1. When you do not work as an IP, what do you do?

I write fiction. I have written a novel and a collection of short stories, plus a bunch of material that I thought would make up for new novels but has not fitted anywhere so far.

  1. When did you first realize you wanted to be a writer & where did you get inspiration from?

I became a reader first. I was not so precocious though: I remember getting hooked up on a book for the first time at the age of fifteen or so. My mother used to read a lot and continues to do so, and I suspect seeing her reading had a great influence in my picking up reading habits. Then, while at university, I started reading great novels and authors, and got very much into writers like Hemingway, Fitzgerald, and Faulkner. I wondered whether I could write like them, which of course I cannot but the idea started to develop there.

In terms of inspiration for themes, plots, and characters, “of course you bank on your experience, but only as a sounding board”, as the writer Philip Roth once said. And since I’ve spent a considerable amount of my adult life in offices, planes, and hotels, surrounded by colleagues and clients, as many of us consultants have, I have explored such exploits in my writing, and have tried to make dark comedy out of it in my first and, so far, only novel (“A Place Under the Sun”, by Luis Urtueta, which is my pen name).

  1. What are the biggest challenges in writing a book?

From my point of view, there are three challenges. The first one would be around the logistics of it. To write, in theory, you only need a piece of paper and a pen, or a computer for that matter, but to write more seriously you do need of course time. Large amounts of time. And this time is taken away from time you would spend with family, friends, or in having a job. So there are undeniable sacrifices, because it isn’t just a day here or there that you need to make yourself unavailable for. You need a systematic and somewhat enduring approach to being unavailable. More so when you are writing something long, say, a novel. Then of course you need an emotional involvement in your writing, which presents its own challenges. You need to take risks and drain yourself, or “bleed by the typewrite” (as Hemingway once said). The third challenge is a technical one – being able to write well – which is not easy and demands dedication, creativity, and discipline.
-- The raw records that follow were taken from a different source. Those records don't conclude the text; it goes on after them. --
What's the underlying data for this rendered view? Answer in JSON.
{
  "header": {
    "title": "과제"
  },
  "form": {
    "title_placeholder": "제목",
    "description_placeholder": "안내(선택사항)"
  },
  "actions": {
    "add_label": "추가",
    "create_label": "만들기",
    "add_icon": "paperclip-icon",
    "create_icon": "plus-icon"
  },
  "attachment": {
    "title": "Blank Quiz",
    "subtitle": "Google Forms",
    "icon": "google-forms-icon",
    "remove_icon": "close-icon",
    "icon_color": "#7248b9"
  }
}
And there is probably a motivational challenge too, in keeping yourself invested in something which will probably not bring much in the form of worldly returns.

  1. How does being an IP influence your career in writing?

It allows me to be able to have the right balance between writing and working, and I have come to realize that the two feed in each other. On my projects as an IP, I am able to apply some of the skills I’ve developed while writing, such as structuring, story-lining, proof-reading, being rigorous, and so on. And, overall, I suppose I am a happier, more at ease person, being able to dedicate my time to what I like doing. Being able to have time to write allows me to be more motivated and concentrated while on a project as an IP.

  1. Any plans for a next book?

I have two novels abandoned at different stages which I should pick up at some point. Lately though I have kept myself busy working and doing stuff outdoors. Since lockdown, I can’t quite stay at home and write. Also, now I have a daughter and another kid on the way and that is keeping me quite busy. I feel like an ex-writer, in a way. But hopefully, when the time is right, I can pick it up again.